A complete redesign of the celebrated Wildlife Photographer of the Year exhibition, organised by the Natural History Museum and currently in its 58th iteration. This ongoing competition has a lead show in South Kensington, with an extensive touring programme that travels to over 20 destinations globally.
Working together with architects, Witherford Watson Mann, and a lighting team consisting of TM Lighting, Light Theory Studio and Fine Art Lighting, we have created an exhibition assembly with the environment focus at its core – an important factor when the subject matter often shows such difficult depictions of the destruction of natural habitats.
This consists of a modular framework that can be adapted, shuffled and re-used for years to come, and that also celebrates the elaborate Victorian architecture of the exhibition hall where the main show is situated, bringing to life the impressive masonry work within the space.*
Natural History Museum
Witherford Watson Mann
TM Lighting, Light Theory Studio, Fine Art Lighting
The exhibition framework is a skeletal structure built from sustainably sourced timber, that reveals the decorative carvings of the exhibition hall and integrates them into the design.
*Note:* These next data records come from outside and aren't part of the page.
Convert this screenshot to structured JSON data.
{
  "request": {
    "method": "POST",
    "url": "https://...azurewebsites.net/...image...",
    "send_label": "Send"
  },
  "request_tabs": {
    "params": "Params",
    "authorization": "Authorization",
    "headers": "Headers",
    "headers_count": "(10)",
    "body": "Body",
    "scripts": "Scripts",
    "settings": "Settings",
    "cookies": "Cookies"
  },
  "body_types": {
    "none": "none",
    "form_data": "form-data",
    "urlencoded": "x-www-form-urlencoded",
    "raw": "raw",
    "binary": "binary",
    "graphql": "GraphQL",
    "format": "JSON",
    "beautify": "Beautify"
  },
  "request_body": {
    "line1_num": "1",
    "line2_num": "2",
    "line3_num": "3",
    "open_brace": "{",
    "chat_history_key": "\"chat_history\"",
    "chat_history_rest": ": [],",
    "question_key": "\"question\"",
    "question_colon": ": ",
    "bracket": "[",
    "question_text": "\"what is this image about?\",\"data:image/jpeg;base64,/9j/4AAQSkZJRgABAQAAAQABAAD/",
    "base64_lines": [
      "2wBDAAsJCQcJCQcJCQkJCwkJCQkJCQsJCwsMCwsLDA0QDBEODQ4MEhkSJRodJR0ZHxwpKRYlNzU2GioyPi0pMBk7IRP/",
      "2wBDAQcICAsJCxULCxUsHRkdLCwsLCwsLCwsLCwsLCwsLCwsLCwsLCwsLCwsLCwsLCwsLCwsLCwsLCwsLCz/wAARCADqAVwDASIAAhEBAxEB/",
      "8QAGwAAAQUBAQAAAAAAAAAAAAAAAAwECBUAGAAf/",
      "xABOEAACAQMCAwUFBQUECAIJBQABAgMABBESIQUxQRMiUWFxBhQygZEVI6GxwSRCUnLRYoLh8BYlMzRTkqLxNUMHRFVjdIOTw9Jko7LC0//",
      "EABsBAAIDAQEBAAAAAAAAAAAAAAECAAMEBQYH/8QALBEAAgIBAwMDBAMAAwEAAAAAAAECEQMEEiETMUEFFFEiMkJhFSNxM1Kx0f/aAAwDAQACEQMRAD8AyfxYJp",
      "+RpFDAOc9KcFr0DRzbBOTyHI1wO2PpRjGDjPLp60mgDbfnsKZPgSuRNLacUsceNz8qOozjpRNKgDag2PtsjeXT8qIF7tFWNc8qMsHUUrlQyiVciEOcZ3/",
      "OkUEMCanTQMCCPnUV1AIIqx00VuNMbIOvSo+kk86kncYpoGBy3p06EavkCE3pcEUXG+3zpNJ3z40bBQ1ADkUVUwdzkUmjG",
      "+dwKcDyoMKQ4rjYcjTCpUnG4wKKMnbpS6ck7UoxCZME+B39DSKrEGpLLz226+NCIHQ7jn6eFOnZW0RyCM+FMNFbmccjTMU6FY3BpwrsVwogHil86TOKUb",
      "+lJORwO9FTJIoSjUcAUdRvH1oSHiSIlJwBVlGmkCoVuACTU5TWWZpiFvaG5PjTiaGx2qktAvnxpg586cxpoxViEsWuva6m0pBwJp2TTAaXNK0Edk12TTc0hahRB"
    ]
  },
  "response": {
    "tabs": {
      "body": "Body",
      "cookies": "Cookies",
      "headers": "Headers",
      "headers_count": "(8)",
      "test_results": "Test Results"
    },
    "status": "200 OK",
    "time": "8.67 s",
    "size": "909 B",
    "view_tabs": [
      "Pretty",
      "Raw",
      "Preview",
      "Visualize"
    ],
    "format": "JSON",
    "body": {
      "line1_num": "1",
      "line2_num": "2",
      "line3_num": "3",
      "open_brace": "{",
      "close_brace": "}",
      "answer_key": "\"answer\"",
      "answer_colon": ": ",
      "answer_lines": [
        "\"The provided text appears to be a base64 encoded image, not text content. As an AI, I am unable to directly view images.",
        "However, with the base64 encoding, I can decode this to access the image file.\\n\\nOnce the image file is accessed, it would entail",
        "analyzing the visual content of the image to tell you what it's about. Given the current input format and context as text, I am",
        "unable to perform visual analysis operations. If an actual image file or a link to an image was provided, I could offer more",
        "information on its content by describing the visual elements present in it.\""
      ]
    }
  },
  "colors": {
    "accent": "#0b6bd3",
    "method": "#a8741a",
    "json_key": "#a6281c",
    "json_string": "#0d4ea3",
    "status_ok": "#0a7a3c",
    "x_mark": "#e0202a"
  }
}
These depictions of natural life are often concealed, but to us this was an integral part of the exhibition itself.
The warm colours of the wood, the wide open spaces, and the controlled inclusion of natural light that plays on the terracotta tiling creates an environment that encourages exploration.
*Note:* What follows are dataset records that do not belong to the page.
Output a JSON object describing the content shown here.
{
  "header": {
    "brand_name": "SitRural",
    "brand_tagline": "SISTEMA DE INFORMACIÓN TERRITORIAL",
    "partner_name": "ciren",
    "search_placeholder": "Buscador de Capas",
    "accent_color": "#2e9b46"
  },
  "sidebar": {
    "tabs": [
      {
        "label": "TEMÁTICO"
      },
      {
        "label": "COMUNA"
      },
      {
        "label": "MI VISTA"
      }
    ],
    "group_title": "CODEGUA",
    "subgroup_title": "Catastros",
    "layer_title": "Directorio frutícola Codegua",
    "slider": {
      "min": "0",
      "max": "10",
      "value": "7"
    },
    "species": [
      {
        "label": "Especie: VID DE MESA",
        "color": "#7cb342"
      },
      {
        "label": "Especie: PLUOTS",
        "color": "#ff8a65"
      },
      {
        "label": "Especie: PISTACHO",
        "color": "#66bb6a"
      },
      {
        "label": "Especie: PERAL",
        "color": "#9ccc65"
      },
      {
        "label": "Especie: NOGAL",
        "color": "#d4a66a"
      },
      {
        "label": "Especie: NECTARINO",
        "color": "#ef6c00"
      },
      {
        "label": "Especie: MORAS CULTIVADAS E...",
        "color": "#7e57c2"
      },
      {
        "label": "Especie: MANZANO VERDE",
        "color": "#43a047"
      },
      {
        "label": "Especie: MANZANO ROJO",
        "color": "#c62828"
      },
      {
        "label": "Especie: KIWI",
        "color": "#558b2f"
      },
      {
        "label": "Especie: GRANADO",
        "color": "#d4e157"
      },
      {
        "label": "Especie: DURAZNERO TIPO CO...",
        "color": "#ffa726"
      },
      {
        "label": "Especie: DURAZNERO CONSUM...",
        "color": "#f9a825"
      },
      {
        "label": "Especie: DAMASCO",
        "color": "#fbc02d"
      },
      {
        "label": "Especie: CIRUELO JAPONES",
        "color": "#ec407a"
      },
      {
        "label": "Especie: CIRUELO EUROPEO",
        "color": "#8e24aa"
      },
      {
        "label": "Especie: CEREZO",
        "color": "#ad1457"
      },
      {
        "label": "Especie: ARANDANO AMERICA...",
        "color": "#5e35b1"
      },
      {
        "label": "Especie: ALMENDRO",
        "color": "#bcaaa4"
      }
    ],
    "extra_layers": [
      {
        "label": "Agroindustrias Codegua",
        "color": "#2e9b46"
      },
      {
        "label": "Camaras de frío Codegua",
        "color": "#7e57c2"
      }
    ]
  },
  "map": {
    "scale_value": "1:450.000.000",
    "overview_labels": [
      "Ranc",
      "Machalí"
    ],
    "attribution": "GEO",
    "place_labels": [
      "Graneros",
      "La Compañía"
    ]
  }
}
The competition consists of numerous categories of imagery that are tied together thematically through either areas of the natural world or age group. Each work is presented on a back-lit screen to give vibrancy to the image, allowing specific areas of the artwork to be picked out in illumination to bring them to life.
The graphic elements of the show have each been created with sustainability or longevity in mind.
Artwork labels consist of a powder-coated metal framework that can be re-used for numerous years. Charcoal indicates a section winner and white ‘highly commended’.
This frame holds a caption that is printed on a pioneering paper stock that is created from 95% of waste from disposable cups. The remaining 5% in the recycling process is plastic, which is then used for energy recovery in the manufacturing of the paper.
Thematic sections and texts are highlighted through bold headline boards placed within and on top of the exhibition structure. These are created using a durable and hardwearing material that is manufactured out of waste FSC-certified recycled paper material, compressed together with a thermosetting resin.
Cut letters are then laid on top to indicate titles, constructed from a material the is manufactured out of waist from the textile industry. This combination of slightly varying whites gives a softer feeling to the physicality of the letters.
Text is printed on top of the boards using a direct-to-media printer, which can then be sanded back each year to allow the panel to be used again.
* In 1864 Francis Fowke, the architect who designed the Royal Albert Hall and parts of the Victoria and Albert Museum, won a competition to design the Natural History Museum. When he unexpectedly died a year later, the relatively unknown Alfred Waterhouse took over and came up with a new plan for the South Kensington site.
Waterhouse used terracotta for the entire building as this material was more resistant to Victorian London's harsh climate. The result is one of Britain’s most striking examples of Romanesque architecture, which is considered a work of art in its own right and has become one of London's most iconic landmarks. A cathedral for the natural world.